The entries that follow are to be duplicated in full, character for character.

+++ Provided entries +++

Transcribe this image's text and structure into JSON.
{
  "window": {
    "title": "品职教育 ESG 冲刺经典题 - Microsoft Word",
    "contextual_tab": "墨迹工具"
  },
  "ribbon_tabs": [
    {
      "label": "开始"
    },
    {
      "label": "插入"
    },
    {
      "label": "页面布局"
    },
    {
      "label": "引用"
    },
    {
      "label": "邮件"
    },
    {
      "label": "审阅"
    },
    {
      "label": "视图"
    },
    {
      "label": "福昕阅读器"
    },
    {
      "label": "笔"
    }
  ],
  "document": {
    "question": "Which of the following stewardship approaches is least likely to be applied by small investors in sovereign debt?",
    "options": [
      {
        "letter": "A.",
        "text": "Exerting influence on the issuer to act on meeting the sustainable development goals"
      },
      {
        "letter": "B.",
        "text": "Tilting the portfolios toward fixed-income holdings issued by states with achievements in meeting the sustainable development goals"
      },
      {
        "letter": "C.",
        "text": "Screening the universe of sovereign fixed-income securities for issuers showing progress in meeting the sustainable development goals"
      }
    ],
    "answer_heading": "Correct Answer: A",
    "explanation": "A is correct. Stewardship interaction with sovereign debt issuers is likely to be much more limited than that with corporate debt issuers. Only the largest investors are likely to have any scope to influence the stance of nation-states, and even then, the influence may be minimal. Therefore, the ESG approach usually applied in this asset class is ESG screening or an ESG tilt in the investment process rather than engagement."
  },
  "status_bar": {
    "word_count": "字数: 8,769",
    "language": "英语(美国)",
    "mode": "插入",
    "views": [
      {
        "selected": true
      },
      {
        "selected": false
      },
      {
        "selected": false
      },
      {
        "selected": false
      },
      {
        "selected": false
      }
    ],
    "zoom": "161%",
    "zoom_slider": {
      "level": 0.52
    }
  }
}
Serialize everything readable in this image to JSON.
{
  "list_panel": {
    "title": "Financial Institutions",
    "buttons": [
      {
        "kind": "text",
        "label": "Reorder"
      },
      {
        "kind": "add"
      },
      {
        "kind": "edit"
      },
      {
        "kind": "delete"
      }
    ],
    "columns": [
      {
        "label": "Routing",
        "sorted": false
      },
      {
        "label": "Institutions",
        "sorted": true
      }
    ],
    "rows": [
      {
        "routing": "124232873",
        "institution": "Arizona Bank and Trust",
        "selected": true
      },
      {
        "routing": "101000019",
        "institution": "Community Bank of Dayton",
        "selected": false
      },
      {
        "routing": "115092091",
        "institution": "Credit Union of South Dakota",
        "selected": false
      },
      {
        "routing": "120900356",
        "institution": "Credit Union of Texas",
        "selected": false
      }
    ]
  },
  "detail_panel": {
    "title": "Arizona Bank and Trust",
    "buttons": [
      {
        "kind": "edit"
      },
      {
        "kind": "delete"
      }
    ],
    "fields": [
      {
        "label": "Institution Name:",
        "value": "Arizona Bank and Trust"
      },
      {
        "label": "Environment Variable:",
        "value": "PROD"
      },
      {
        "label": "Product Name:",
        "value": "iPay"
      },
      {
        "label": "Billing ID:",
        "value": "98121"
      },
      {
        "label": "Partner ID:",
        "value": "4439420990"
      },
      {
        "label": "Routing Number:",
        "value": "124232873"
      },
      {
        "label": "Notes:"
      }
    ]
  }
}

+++

▸ Exercise solution
Transcribe this image's text and structure into JSON.
{
  "window": {
    "title": "品职教育 ESG 冲刺经典题 - Microsoft Word",
    "contextual_tab": "墨迹工具"
  },
  "ribbon_tabs": [
    {
      "label": "开始"
    },
    {
      "label": "插入"
    },
    {
      "label": "页面布局"
    },
    {
      "label": "引用"
    },
    {
      "label": "邮件"
    },
    {
      "label": "审阅"
    },
    {
      "label": "视图"
    },
    {
      "label": "福昕阅读器"
    },
    {
      "label": "笔"
    }
  ],
  "document": {
    "question": "Which of the following stewardship approaches is least likely to be applied by small investors in sovereign debt?",
    "options": [
      {
        "letter": "A.",
        "text": "Exerting influence on the issuer to act on meeting the sustainable development goals"
      },
      {
        "letter": "B.",
        "text": "Tilting the portfolios toward fixed-income holdings issued by states with achievements in meeting the sustainable development goals"
      },
      {
        "letter": "C.",
        "text": "Screening the universe of sovereign fixed-income securities for issuers showing progress in meeting the sustainable development goals"
      }
    ],
    "answer_heading": "Correct Answer: A",
    "explanation": "A is correct. Stewardship interaction with sovereign debt issuers is likely to be much more limited than that with corporate debt issuers. Only the largest investors are likely to have any scope to influence the stance of nation-states, and even then, the influence may be minimal. Therefore, the ESG approach usually applied in this asset class is ESG screening or an ESG tilt in the investment process rather than engagement."
  },
  "status_bar": {
    "word_count": "字数: 8,769",
    "language": "英语(美国)",
    "mode": "插入",
    "views": [
      {
        "selected": true
      },
      {
        "selected": false
      },
      {
        "selected": false
      },
      {
        "selected": false
      },
      {
        "selected": false
      }
    ],
    "zoom": "161%",
    "zoom_slider": {
      "level": 0.52
    }
  }
}
Serialize everything readable in this image to JSON.
{
  "list_panel": {
    "title": "Financial Institutions",
    "buttons": [
      {
        "kind": "text",
        "label": "Reorder"
      },
      {
        "kind": "add"
      },
      {
        "kind": "edit"
      },
      {
        "kind": "delete"
      }
    ],
    "columns": [
      {
        "label": "Routing",
        "sorted": false
      },
      {
        "label": "Institutions",
        "sorted": true
      }
    ],
    "rows": [
      {
        "routing": "124232873",
        "institution": "Arizona Bank and Trust",
        "selected": true
      },
      {
        "routing": "101000019",
        "institution": "Community Bank of Dayton",
        "selected": false
      },
      {
        "routing": "115092091",
        "institution": "Credit Union of South Dakota",
        "selected": false
      },
      {
        "routing": "120900356",
        "institution": "Credit Union of Texas",
        "selected": false
      }
    ]
  },
  "detail_panel": {
    "title": "Arizona Bank and Trust",
    "buttons": [
      {
        "kind": "edit"
      },
      {
        "kind": "delete"
      }
    ],
    "fields": [
      {
        "label": "Institution Name:",
        "value": "Arizona Bank and Trust"
      },
      {
        "label": "Environment Variable:",
        "value": "PROD"
      },
      {
        "label": "Product Name:",
        "value": "iPay"
      },
      {
        "label": "Billing ID:",
        "value": "98121"
      },
      {
        "label": "Partner ID:",
        "value": "4439420990"
      },
      {
        "label": "Routing Number:",
        "value": "124232873"
      },
      {
        "label": "Notes:"
      }
    ]
  }
}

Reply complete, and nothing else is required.